Does this make sense to anyone?

According to AARP’s 2005 IRS Form 990, the association spent $108.3 million on “printing and shipping.”

AARP says that its “more than 36 million members receive ‘AARP The Magazine,’ which is published every other month (bimonthly)” and that “all members also receive 11 issues of ‘AARP Bulletin,’ a monthly publication (July and August are combined).”

That’s six magazines per year x 36,000,000 or 216,000,000 million magazines annually plus 11 bulletins per year x 36,000,000 or 396,000,000 bulletins — a total of 612,000,000 paper-based items sent through the mailstream per year.

Surely if AARP is worried about teeny micro trees it could shut off its own distribution torrent and rebate $100 million or so to its members.

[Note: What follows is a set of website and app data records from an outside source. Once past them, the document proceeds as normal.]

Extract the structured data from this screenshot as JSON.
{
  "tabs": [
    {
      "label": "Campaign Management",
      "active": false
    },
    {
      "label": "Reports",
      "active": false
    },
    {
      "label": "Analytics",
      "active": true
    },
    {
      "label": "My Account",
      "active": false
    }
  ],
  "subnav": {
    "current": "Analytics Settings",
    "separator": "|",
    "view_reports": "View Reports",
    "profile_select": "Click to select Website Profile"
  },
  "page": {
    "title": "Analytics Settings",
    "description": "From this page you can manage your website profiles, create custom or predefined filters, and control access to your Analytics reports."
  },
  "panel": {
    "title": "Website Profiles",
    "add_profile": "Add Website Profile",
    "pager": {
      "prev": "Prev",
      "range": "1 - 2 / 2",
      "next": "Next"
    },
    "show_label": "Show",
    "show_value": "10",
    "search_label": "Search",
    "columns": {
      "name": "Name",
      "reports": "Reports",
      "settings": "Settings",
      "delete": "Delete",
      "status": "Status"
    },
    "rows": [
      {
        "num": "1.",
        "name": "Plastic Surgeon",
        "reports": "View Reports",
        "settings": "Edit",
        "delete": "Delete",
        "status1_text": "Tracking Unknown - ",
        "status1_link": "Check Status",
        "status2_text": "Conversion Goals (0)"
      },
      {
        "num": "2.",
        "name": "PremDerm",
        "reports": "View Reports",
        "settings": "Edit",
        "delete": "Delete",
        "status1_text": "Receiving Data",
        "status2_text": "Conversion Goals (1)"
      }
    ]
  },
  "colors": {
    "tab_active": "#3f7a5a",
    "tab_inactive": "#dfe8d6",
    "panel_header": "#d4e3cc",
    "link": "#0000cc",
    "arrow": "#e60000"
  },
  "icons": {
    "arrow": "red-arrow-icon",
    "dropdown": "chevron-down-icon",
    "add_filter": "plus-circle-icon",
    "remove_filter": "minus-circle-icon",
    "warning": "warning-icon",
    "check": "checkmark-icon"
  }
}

Otherwise it ought to explain why using the mail is okay for AARP — but not okay for others. It should also explain what will happen to stamp prices if advertisers leave the mailstream.

Most importantly, if mail volume is reduced AARP should explain what will happen to the jobs inside our borders that are anchored by the mailstream. As The Washington Post has explained:

“The Postal Service has about 738,000 employees, relies on revenue from operations rather than taxpayer funding and is one of few federal bureaucracies with which most Americans have regular contact. It is at the center of a $900 billion mailing industry, which employs 9 million people in such businesses as direct mail, paper manufacturers and printers.”